Start of MATERIAL TO PROCESS

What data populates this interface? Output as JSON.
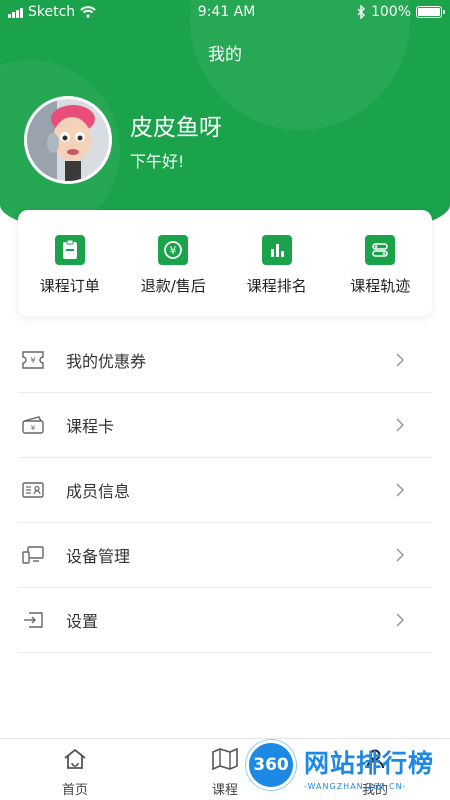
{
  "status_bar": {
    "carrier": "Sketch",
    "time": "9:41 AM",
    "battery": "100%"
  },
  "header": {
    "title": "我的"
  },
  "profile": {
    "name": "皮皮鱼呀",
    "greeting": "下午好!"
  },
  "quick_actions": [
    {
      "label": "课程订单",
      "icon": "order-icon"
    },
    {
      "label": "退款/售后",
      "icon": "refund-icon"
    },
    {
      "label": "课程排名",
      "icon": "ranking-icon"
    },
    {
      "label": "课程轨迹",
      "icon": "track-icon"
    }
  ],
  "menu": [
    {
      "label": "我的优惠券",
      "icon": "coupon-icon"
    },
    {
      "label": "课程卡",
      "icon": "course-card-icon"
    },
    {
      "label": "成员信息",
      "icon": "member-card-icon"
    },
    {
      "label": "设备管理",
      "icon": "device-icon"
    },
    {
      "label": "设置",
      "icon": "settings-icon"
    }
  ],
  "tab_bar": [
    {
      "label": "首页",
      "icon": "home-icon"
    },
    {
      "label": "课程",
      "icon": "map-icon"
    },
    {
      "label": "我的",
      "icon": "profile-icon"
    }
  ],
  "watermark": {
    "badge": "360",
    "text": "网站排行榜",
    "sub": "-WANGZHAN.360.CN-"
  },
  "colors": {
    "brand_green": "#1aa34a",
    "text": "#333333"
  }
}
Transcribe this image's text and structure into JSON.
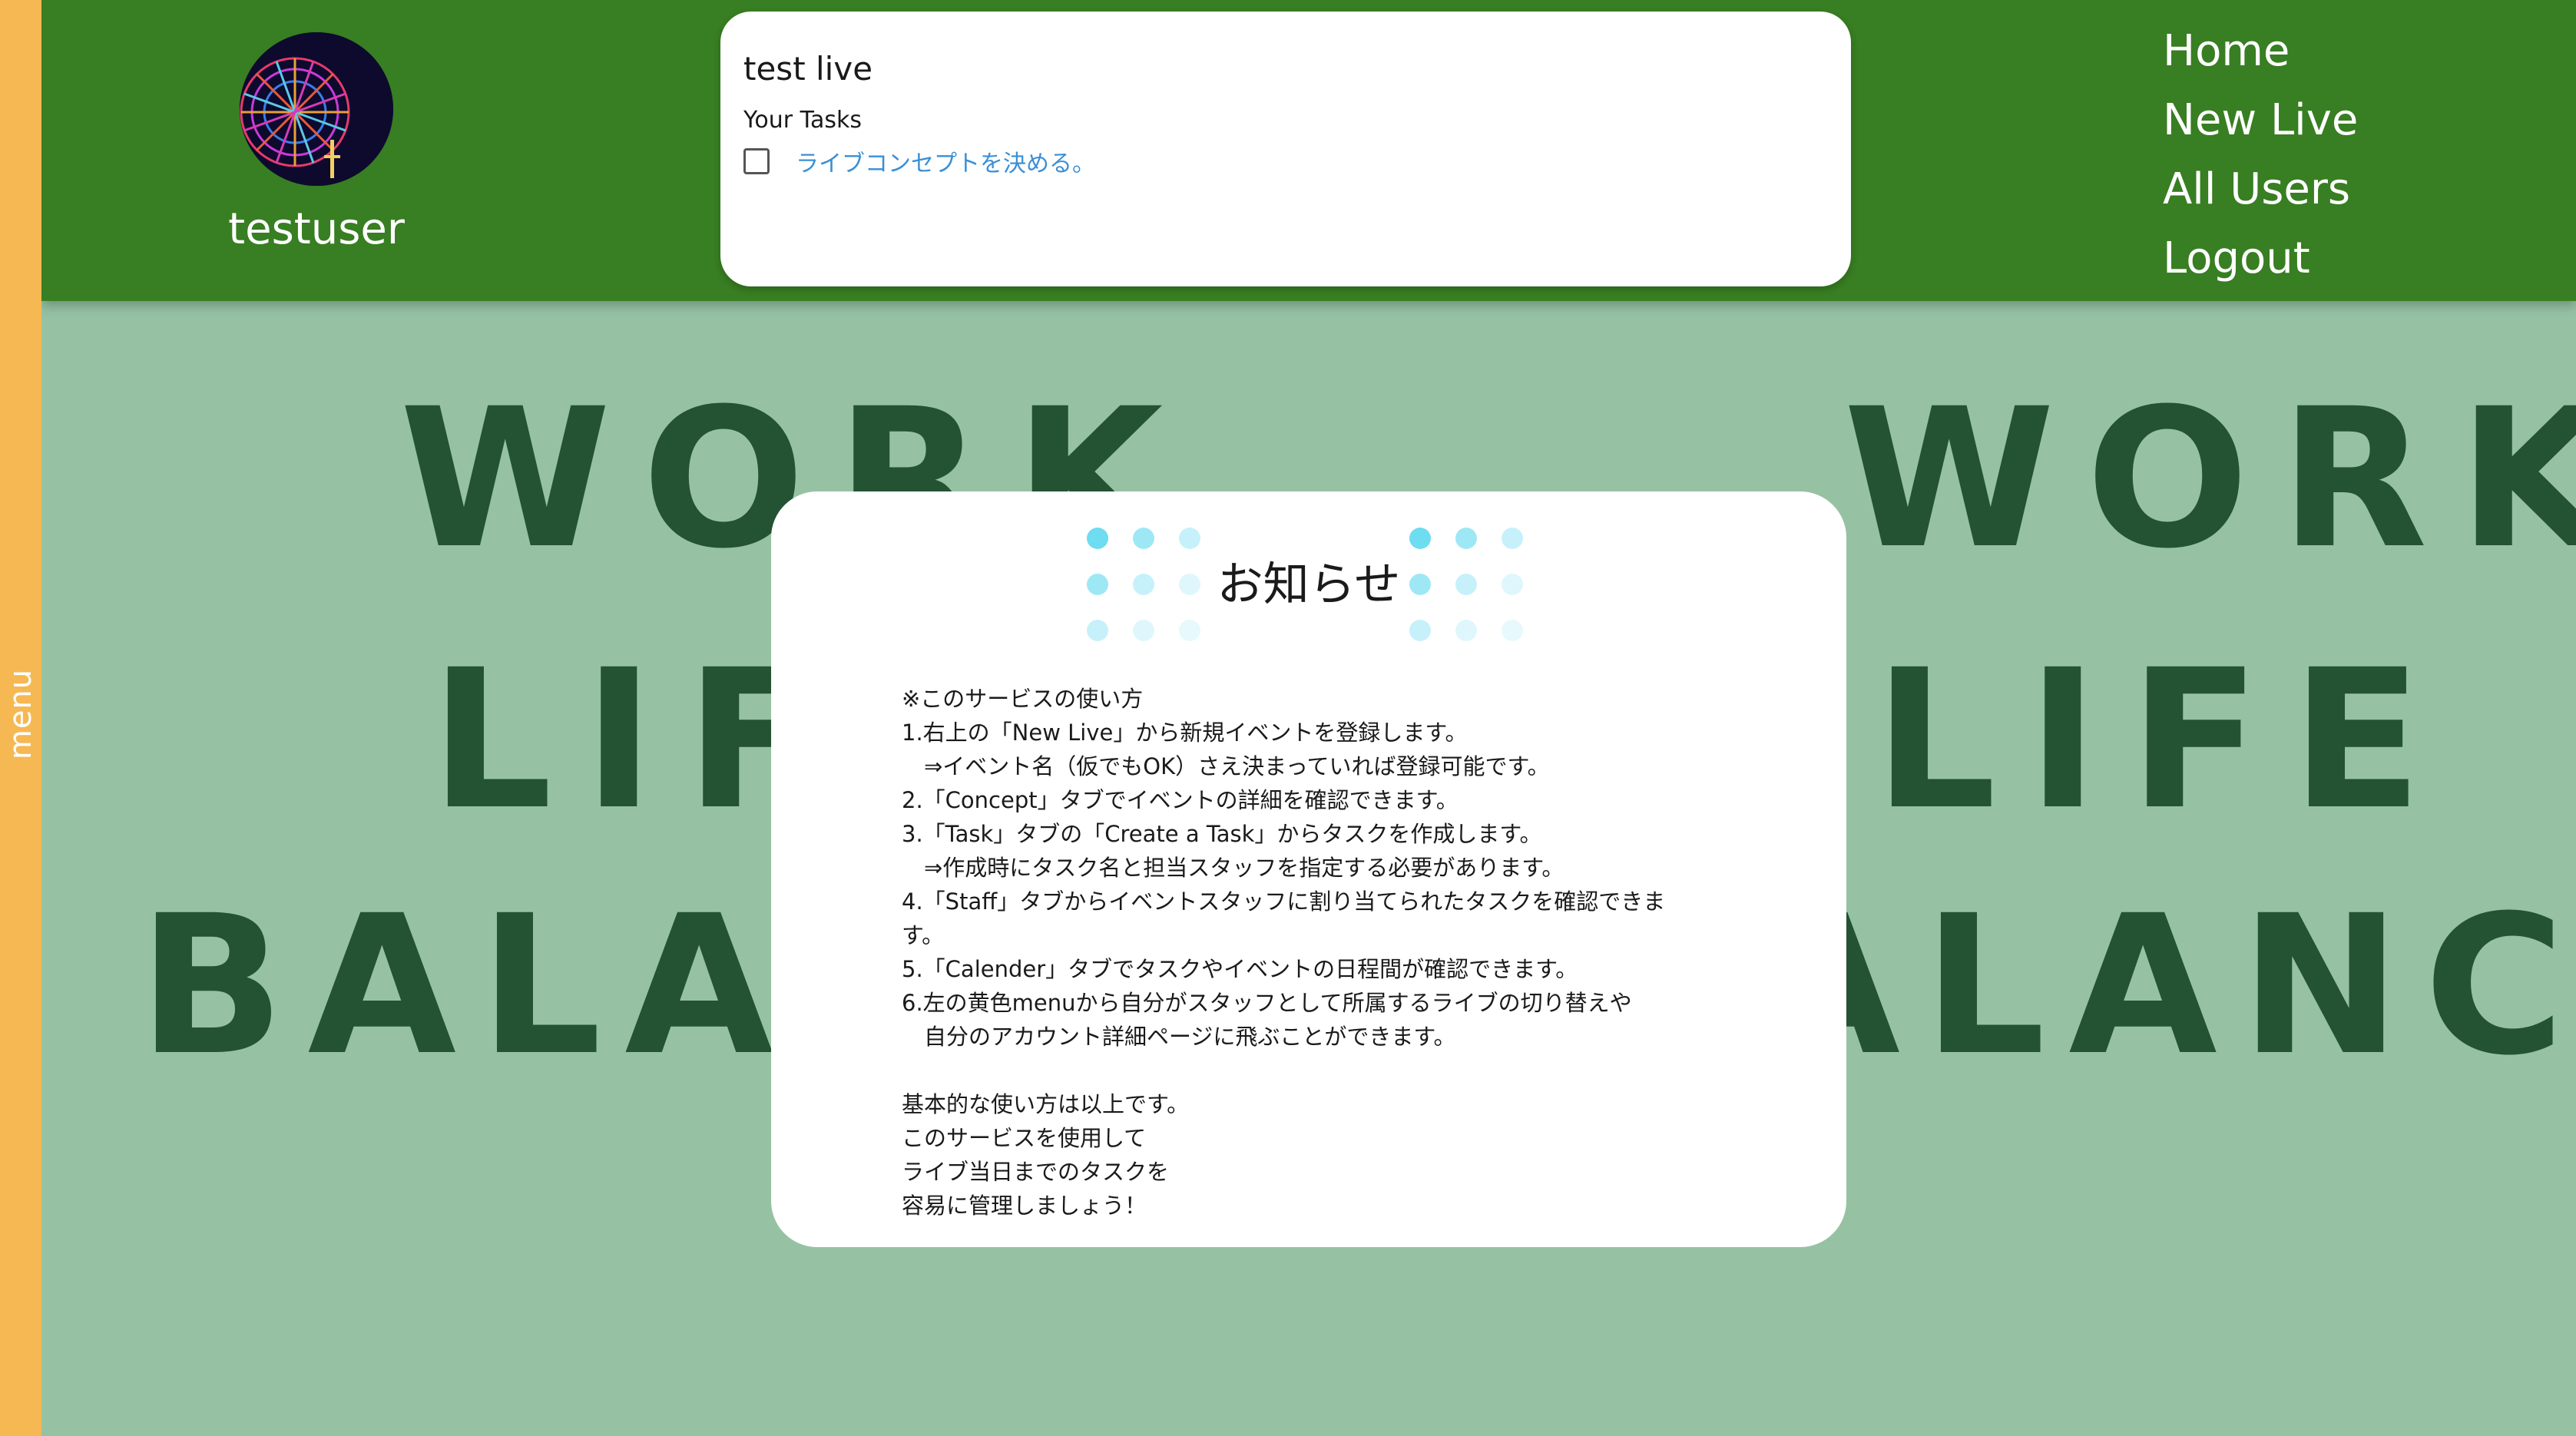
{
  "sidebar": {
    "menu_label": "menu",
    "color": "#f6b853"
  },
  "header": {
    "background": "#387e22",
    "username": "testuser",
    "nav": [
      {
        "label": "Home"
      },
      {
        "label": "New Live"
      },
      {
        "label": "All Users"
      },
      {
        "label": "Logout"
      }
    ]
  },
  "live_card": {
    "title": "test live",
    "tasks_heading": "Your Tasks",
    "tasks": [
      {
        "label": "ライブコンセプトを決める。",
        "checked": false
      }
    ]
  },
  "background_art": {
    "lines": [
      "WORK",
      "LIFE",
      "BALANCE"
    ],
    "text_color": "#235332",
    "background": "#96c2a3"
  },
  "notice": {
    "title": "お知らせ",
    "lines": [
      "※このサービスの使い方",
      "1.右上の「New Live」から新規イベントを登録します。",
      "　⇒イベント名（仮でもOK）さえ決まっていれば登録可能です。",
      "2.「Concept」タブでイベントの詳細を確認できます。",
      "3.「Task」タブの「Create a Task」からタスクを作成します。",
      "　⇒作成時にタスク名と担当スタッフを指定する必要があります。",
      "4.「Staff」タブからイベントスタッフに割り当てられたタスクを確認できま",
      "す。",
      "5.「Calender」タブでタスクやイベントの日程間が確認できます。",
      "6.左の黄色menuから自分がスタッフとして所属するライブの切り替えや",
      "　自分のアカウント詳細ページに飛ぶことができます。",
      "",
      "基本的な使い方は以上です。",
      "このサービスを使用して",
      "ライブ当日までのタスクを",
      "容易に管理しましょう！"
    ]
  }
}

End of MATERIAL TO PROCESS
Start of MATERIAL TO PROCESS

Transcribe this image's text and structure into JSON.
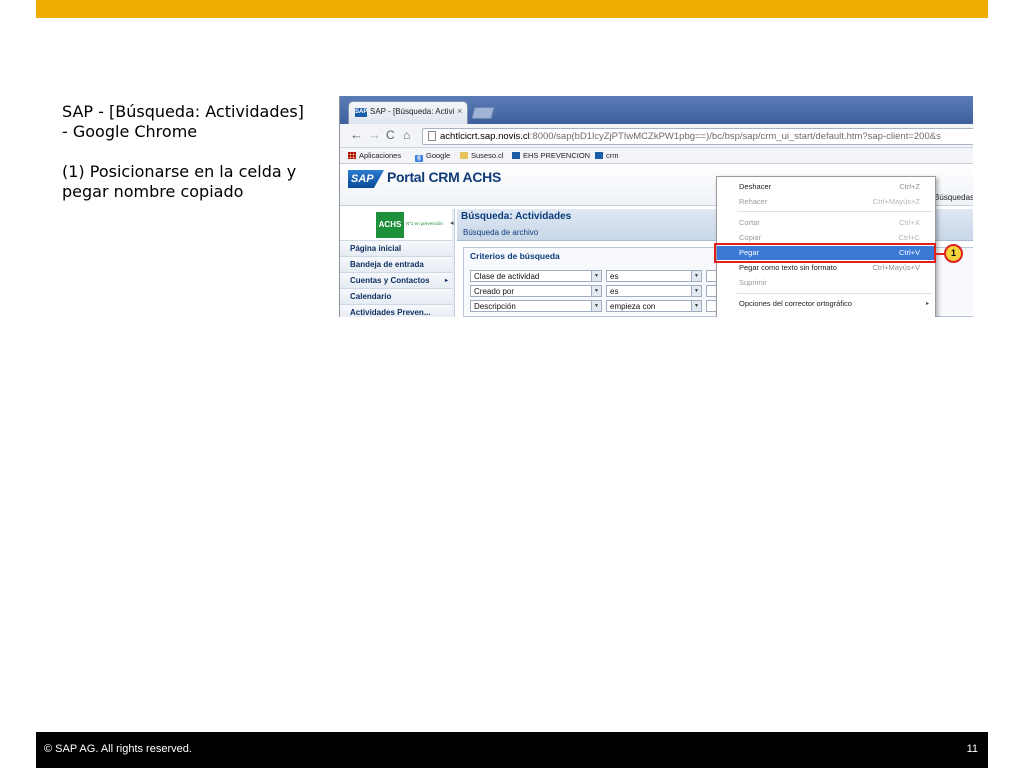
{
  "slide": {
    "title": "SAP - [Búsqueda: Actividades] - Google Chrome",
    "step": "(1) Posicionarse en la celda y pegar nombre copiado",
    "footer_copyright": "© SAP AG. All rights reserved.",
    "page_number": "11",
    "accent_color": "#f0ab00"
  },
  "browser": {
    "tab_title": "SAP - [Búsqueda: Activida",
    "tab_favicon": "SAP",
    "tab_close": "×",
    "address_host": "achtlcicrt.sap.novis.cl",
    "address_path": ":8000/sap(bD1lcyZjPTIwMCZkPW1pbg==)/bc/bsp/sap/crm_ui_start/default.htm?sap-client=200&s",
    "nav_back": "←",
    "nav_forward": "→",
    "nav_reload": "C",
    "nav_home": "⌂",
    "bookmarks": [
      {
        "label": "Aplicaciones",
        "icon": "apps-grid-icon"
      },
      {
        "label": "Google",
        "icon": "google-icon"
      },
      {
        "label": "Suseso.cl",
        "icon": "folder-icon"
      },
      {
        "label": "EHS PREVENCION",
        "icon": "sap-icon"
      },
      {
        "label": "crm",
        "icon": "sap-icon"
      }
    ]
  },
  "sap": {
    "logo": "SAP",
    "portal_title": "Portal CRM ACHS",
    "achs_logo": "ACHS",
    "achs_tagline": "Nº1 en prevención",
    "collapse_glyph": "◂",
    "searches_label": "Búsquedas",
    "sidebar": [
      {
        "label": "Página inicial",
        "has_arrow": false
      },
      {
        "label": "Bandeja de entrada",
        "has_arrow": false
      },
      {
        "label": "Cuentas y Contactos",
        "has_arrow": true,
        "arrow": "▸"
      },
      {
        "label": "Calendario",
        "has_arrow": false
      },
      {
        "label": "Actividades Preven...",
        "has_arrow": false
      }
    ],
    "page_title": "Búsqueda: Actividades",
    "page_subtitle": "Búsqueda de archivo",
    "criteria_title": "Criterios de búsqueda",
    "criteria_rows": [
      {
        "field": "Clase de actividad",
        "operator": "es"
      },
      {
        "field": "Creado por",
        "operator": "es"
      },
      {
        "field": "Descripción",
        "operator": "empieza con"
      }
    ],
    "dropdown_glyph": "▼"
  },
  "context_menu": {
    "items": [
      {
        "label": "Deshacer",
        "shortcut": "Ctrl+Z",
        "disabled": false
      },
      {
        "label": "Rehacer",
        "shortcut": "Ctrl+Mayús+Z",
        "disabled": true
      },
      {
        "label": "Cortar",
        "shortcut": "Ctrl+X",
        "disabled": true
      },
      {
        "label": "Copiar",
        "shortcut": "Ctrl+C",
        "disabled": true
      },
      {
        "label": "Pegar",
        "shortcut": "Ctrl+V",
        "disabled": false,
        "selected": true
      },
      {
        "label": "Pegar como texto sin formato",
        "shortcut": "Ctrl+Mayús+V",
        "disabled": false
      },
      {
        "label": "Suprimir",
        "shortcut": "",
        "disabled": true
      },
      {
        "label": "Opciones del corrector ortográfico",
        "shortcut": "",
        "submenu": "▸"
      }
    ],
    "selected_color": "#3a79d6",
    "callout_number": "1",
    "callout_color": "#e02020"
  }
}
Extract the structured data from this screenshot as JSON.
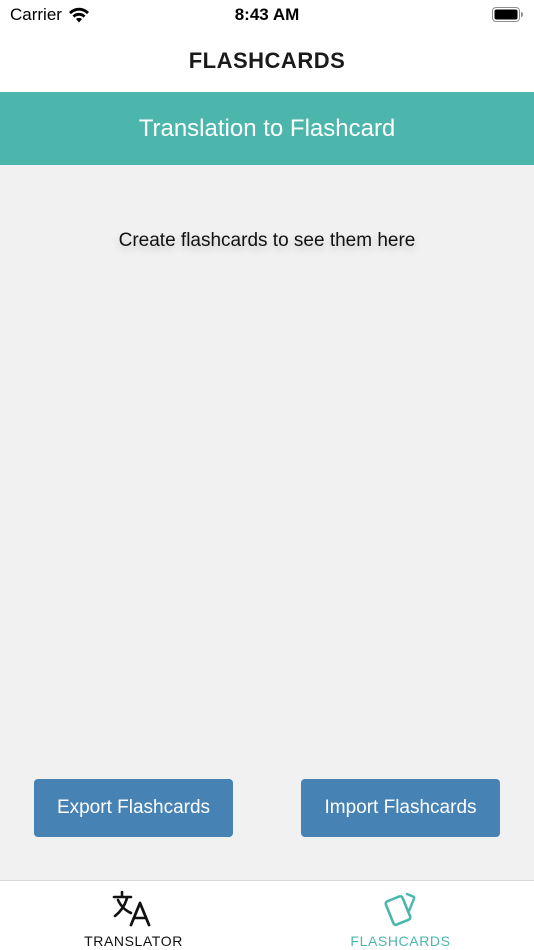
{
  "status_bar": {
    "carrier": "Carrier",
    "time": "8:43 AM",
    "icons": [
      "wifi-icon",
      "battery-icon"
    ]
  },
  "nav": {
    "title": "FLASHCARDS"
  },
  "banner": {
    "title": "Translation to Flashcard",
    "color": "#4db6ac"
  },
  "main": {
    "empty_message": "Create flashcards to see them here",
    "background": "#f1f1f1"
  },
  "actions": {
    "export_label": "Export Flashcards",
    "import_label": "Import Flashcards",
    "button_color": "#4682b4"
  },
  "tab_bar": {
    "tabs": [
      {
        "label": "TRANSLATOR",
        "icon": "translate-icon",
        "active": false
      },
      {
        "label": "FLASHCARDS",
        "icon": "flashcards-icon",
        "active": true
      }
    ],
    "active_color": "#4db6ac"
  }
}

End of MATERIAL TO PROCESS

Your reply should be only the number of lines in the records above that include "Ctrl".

6